Support for LAist comes from
We Explain L.A.
Stay Connected

Share This

This is an archival story that predates current editorial management.

This archival content was written, edited, and published prior to LAist's acquisition by its current owner, Southern California Public Radio ("SCPR"). Content, such as language choice and subject matter, in archival articles therefore may not align with SCPR's current editorial standards. To learn more about those standards and why we make this distinction, please click here.

Arts and Entertainment

He Likes Dead LA People

Before you
Dear reader, we're asking you to help us keep local news available for all. Your financial support keeps our stories free to read, instead of hidden behind paywalls. We believe when reliable local reporting is widely available, the entire community benefits. Thank you for investing in your neighborhood.

Apparently, no one told Scott Michaels not to play with dead things. Especially celebrities. For the past decade Scott has made a most unusual career out of the stories, death locations, and objects of celebrities who have sauntered off to that great Swifty Lazar after party in the sky.

He started with a small business selling celebrity curious (he owns a brick from the Manson Murders a piece of the Hindenburg and a John Wayne Gacy Disney painting), revitalized the infamous Grave Line Tours, then struck out on his own with his popular and controversial website A few years ago he rolled out "Dearly Departed: The Tragical History Tour", a two-and-a-half-hour guided journey into the heart of Hollywood darkness.

Micheals' latest venture is an upcoming DVD of "Dearly Departed" and in development is a TV series, which promises half-hour journeys to many of the highlights of the actual tour. The series also claims to have some of the last footage of the Ambassador Hotel, and shows the current location of the Brown Derby and its slightly misplaced famous hat.

In this clip from the series, Scott visits the sites of celebrity deaths like Jack Cassidy and Jennifer Syme, the former David Lynch assistant whose death inspired him to dedicate "Mulholland Drive" to her. The real treat however is Michaels' present-day visit to the home of little-remembered veteran character actor Albert Dekker whose horrifically kinky and possibly auto-erotic demise in his lieu featured needles, horse bits, scarves, handcuffs, and obscenities written in red lipstick on the body. Michaels describes it all in unflinching, vaguely gleeful detail to the apartment's current owner, who shouts "You lie!" and then covers her mouth in disbelief.

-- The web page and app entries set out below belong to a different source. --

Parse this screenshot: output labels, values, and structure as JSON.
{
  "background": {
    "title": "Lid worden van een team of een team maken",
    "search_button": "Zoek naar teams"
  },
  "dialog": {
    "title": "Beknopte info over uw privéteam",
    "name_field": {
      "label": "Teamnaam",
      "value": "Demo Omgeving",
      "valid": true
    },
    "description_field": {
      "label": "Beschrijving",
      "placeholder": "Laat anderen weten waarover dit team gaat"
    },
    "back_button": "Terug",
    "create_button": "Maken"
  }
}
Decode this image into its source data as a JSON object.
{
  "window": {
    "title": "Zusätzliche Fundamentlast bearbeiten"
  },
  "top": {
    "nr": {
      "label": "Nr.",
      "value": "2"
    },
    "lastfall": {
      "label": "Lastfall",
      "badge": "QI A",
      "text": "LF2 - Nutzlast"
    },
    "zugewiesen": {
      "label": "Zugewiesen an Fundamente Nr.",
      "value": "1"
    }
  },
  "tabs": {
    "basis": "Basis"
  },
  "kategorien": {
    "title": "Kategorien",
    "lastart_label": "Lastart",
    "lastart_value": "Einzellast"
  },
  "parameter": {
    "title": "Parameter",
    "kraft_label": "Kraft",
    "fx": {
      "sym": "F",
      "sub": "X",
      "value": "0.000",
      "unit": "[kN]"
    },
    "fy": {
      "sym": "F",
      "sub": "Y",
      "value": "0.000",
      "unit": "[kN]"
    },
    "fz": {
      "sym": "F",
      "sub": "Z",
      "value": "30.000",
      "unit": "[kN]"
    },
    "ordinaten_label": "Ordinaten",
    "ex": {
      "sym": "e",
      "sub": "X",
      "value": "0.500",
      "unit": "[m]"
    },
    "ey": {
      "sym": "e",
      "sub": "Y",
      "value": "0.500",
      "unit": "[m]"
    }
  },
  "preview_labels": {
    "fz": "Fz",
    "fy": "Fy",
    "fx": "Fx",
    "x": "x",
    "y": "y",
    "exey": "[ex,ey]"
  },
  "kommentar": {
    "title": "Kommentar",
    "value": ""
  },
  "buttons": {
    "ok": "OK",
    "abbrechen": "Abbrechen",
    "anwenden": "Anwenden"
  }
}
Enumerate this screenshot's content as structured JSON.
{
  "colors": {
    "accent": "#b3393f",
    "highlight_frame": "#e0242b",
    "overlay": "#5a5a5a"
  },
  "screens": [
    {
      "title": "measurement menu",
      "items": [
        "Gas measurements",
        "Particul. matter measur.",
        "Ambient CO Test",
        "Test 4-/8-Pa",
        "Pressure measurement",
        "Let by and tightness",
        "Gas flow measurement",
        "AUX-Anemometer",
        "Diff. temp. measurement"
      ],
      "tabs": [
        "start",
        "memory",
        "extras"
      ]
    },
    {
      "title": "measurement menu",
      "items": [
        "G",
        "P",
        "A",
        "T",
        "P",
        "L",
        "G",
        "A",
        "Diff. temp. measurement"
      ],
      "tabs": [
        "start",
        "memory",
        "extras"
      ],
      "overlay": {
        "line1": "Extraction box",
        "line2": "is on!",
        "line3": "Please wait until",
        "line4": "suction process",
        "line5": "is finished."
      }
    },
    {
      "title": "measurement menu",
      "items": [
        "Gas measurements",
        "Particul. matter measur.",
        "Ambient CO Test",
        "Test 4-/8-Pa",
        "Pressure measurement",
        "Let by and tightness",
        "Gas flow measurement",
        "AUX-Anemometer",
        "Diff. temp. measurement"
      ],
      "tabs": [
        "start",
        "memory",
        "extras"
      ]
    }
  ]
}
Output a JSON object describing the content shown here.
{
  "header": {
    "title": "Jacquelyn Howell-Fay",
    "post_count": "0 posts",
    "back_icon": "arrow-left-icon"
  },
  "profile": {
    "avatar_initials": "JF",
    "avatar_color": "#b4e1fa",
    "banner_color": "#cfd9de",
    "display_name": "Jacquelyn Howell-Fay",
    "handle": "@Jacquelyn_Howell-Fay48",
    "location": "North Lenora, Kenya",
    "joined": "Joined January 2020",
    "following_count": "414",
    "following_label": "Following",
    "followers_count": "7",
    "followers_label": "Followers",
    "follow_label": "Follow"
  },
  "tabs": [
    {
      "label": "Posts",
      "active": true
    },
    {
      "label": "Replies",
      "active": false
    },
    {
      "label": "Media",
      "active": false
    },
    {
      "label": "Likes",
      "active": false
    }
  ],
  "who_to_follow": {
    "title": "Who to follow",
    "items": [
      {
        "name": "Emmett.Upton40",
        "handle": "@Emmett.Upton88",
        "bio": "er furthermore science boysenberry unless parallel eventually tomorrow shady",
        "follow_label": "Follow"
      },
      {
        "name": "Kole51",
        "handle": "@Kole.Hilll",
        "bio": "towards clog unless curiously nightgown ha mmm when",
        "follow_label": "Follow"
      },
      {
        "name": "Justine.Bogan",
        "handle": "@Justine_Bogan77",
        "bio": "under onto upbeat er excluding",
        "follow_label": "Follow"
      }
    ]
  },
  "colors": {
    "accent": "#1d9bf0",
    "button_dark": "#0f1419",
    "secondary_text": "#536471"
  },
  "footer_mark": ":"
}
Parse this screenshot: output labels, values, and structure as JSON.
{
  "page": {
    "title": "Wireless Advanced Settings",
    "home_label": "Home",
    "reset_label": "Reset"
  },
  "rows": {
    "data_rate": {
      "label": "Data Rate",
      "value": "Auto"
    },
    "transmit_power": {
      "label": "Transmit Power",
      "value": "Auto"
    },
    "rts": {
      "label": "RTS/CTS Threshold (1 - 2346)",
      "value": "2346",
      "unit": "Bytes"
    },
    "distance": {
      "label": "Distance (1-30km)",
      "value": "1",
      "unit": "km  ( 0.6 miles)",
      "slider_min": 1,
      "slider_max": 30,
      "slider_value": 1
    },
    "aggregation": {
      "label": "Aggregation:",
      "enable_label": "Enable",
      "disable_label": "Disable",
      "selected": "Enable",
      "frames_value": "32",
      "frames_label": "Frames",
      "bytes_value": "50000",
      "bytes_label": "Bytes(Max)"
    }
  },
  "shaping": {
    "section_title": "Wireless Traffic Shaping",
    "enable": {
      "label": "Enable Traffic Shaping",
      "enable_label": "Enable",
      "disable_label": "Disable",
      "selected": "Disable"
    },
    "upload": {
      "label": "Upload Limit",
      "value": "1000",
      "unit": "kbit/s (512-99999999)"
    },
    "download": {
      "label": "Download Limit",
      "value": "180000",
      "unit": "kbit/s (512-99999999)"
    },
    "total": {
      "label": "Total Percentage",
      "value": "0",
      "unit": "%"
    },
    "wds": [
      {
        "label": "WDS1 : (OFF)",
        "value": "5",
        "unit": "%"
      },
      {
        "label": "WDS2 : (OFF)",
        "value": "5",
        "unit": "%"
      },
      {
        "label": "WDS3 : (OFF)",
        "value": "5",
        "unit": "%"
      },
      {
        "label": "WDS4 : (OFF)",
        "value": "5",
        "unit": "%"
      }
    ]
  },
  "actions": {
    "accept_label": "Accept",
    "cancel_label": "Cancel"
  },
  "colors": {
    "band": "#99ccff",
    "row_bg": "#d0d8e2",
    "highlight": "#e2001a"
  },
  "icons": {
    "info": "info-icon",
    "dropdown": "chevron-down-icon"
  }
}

Support for LAist comes from

It's true about old Hollywood, you know. They just tried harder back then.